Vivaldi’s Concerto in A minor for Two Violins, Strings, and Continuo, from L’estro armonico, Op. 3, No 8 (1711) was almost overwhelming, especially the Larghetto e spirituoso. This was in fact a spiritual experience. The second violin, Andrea Rognoni, was what we would call a real soloist. His violin sings.
“È prigioniero e re,” from Semiramide, RV 733 (1732) was for me the best piece on the program. It was so naked, so vulnerable, and yet scary. It ended on such a pianissimo that audience was sitting there for a few seconds after the end with bated breath. It reminded me Prokofiev’s “The Gray-Eyed King,” a setting of a poem by Anna Akhmatova. A person hurts so much but is still so strong.*
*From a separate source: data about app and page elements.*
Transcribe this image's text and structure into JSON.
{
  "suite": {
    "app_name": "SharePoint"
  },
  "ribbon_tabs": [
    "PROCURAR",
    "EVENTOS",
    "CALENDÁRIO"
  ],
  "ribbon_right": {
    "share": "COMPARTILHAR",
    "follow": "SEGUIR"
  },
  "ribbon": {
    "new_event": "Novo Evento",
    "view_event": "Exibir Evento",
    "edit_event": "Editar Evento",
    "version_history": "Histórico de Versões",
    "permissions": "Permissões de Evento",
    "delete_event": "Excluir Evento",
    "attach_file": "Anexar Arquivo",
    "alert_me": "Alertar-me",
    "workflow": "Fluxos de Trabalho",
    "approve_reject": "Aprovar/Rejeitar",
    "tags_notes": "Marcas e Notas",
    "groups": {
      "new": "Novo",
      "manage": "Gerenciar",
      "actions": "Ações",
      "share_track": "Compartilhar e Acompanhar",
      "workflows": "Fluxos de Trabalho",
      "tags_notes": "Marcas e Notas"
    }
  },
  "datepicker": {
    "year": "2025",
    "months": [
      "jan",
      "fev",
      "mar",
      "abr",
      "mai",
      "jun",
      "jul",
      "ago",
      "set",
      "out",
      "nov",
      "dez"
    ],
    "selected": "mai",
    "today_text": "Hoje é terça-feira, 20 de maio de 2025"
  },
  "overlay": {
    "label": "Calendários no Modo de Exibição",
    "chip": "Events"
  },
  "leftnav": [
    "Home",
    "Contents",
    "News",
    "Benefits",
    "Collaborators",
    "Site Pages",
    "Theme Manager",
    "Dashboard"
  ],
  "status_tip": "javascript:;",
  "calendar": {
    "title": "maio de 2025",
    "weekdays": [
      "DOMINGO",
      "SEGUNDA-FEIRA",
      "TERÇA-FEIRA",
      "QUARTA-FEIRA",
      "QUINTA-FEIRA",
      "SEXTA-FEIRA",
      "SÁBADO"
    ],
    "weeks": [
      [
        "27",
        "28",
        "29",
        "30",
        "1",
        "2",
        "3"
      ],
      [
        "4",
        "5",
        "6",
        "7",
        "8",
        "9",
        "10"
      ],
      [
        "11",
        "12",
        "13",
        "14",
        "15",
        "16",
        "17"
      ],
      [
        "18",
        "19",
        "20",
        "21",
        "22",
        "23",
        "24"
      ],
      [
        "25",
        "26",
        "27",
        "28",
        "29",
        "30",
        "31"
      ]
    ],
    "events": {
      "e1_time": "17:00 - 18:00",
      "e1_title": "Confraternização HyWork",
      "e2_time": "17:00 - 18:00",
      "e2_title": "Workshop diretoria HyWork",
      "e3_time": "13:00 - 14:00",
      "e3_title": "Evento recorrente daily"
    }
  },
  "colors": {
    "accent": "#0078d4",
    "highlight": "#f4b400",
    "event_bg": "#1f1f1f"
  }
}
Vivaldi, “Agitata da due venti,” from L’Adelaide (RV 695 1735) / Griselda (RV 718, 1735) was the most famous piece on the program. It’s a tough act to follow after Cecilia Bartoli, who is amazing in this genre and who played a major role in bringing all this music back to life for audiences, but I must admit that Vivica was just right there and sang it with great technique. Of course people absolutely loved it and screamed bravo…and of course the musicians had to do an encore. Actually they did two. The first was “Sposa son disprezzata,” and the second one was a piece by Farinelli’s brother, Riccardo Broschi.
*Here is the translation of the text set by Vivaldi:
Both as a prisoner and a king
my heart, ever strong,
beats within me
Not all the treachery
of blind fate
will ever subdue it.
Here is Akhmatova’s poem:
The Grey-Eyed King
Hail! Hail to thee, o, immovable pain!
The young grey-eyed king had been yesterday slain.
This autumnal evening was stuffy and red.
My husband, returning, had quietly said,
“He’d left for his hunting; they carried him home;
They’d found him under the old oak’s dome.
I pity the queen. He, so young, past away!…
During one night her black hair turned to grey.”
He found his pipe on a warm fire-place,
And quietly left for his usual race.
Now my daughter will wake up and rise —
Mother will look in her dear grey eyes…
And poplars by windows rustle as sing,
“Never again will you see your young king…”